The Vatican is opening up secret archives relating to the periods before, during and after World War II. The archives should help scholars gain a better understanding of the actions of Pope Pius XII, who has been accused of failing to do enough to help Jews during the Holocaust.
Pope John Paul II has decided that by next year, documents concerning the Holy See's relations with Germany during the Nazi years will be made available to international scholars.
A Vatican statement said the pertinent records will be opened up in the hope of ending what it calls "unjust and ungrateful speculation" regarding the actions of Pope Pius XII during the Second World War.
The present pope has strongly defended the wartime pontiff, calling him a "great" Pope. The Vatican has always contended that Pius XII did not speak out more forcefully against the Holocaust because he was afraid of endangering Catholics and other Jews.
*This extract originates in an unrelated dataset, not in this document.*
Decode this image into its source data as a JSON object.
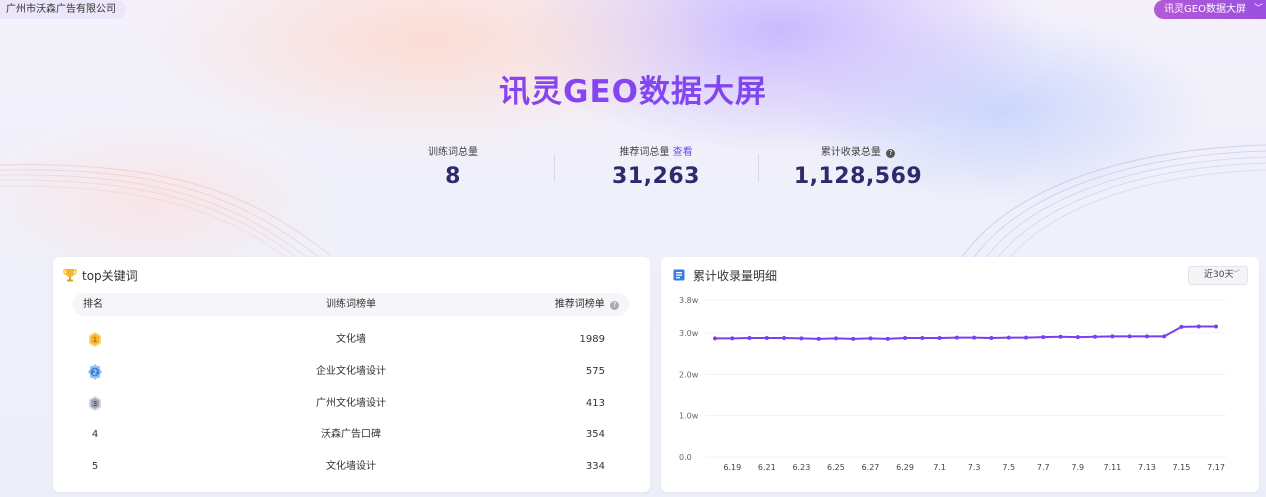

But critics say he could have done more to stop the Nazi massacre of millions of Jews and other minority groups.
The first of 640 documents to be made available cover relations between the Vatican and Germany from 1922 to 1939 when the future Pius XII served first as Vatican ambassador to Germany and later as Vatican Secretary of State.
Another group of documents dealing with wartime prisoners, between 1939 when Pius XII was elected to head the Catholic Church and his death in 1958, will be made available in by 2005.
The Vatican statement says the documents in the Vatican's secret archives will show "the great works of charity and assistance undertaken by Pius XII with respect to the numerous prisoners and other victims of the war, of any nation, religion and race".
The decision to open up parts of the archives comes after a joint panel of Catholic and Jewish scholars examining the Vatican's wartime record suspended its research in two years ago, complaining that the Vatican was not giving it full access to documents needed to carry out its work.